1. Skip to navigation
  2. Skip to content
  3. Skip to secondary content
  4. Skip to sidebar


Technical cooperation strategy

The IAEA’s technical cooperation activities are guided by the Technical Cooperation Strategy, drawn up in 1997. It was timely. The IAEA had played an important role in transferring isotope and nuclear technologies with applications in industry, human health, agriculture, water management and other sectors. The objectives of these efforts were largely technical, and they played a significant role in establishing and developing technical capacities.

The Strategy was drawn up to concentrate more on providing significant socioeconomic benefits. A shift in emphasis was occurring: away from project activities directed at building capacity in nuclear authorities and institutions, and towards collaboration with counterpart organizations to use this capacity for productive and sustainable human development.

The 1997 Technical Cooperation Strategy introduced three new tools: Model Projects, Country Programme Frameworks and Thematic Plans. Model Projects were designed to set and maintain standards of quality in project design; Country Programme Frameworks focused on agreed priority national development needs; and Thematic Plans concentrated on identifying and promoting nuclear and isotopic techniques that offered clear cost-benefit advantages in achieving sustainable development.

In 2002, the Strategy was reviewed, and six main fields for technical cooperation intervention were identified: human health, agricultural productivity and food security, the management of water resources, environmental protection, the physical and chemical applications of radiation and radioisotopes and sustainable energy development. Model Projects had evolved into a ‘central criterion’, widely used in the prioritization and selection of projects.

A project meets the central criterion if it addresses an area of real need in which there is a national programme enjoying strong government commitment and support. Over the years, the Country Programme Framework (CPF) also became well established as a programme design and planning tool — in fact today, 112 Member States have signed CPFs, 80 or which are currently valid.

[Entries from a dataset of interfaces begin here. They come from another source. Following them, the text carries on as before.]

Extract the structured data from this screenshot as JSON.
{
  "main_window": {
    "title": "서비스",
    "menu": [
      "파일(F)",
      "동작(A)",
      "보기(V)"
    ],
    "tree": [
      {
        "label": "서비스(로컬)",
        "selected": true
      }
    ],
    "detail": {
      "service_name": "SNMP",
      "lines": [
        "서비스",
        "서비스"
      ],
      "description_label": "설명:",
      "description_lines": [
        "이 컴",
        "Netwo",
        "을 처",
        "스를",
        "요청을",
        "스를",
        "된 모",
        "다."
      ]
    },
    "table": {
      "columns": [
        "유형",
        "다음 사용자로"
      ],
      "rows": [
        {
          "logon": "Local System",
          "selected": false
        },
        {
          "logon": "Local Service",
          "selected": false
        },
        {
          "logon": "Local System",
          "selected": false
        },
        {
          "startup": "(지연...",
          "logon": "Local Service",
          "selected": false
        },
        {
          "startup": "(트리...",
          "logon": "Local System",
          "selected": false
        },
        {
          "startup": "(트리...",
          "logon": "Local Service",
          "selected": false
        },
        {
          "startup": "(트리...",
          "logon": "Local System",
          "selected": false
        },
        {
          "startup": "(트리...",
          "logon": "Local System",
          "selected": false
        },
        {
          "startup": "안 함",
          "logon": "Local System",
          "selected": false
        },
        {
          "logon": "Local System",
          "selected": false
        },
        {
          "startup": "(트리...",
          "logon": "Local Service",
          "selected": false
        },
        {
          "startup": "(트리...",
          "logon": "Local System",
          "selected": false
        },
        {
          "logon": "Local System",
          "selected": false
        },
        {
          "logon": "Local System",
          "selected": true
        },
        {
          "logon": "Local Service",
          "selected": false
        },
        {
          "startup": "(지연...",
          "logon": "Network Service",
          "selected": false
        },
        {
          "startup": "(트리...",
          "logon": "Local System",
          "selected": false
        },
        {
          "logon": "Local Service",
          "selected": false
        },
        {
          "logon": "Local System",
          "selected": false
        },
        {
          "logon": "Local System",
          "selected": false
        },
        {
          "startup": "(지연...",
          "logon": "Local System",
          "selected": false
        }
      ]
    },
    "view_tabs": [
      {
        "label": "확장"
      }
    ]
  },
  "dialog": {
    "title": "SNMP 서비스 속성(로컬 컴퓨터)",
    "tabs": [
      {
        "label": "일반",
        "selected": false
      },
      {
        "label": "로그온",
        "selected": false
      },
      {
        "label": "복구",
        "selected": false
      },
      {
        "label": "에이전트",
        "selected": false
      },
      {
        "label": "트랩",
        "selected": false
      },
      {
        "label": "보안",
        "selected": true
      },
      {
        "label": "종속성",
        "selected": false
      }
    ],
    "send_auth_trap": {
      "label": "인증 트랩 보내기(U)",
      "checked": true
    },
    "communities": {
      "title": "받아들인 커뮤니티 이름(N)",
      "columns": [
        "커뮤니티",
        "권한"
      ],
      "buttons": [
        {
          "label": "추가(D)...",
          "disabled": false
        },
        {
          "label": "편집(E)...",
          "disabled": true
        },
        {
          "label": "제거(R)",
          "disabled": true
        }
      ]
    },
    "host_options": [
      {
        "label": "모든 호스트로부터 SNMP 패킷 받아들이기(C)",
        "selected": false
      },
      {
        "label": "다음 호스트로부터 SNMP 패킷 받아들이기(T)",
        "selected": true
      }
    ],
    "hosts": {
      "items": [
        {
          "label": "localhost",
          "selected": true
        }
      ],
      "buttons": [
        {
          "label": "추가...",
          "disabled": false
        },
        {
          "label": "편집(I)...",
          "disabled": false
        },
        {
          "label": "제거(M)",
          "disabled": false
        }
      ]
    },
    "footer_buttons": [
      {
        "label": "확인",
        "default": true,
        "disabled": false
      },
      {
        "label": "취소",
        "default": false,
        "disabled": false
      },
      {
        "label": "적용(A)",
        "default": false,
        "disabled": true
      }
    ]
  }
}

For more information on Central Criterion, click here
For more information on Country Programme Framework, click here

The six thematic areas identified in the 2002 Review are central to IAEA’s technical cooperation activities, and respond to the development priorities of Member States. Other thematic areas are included in the programme to address evolving global challenges.

Responsible/Contact: Department of Technical Cooperation | Last update: 03 Dec, 2013

About
the Department

Regional/Cooperative Agreements

Online Tools for registered users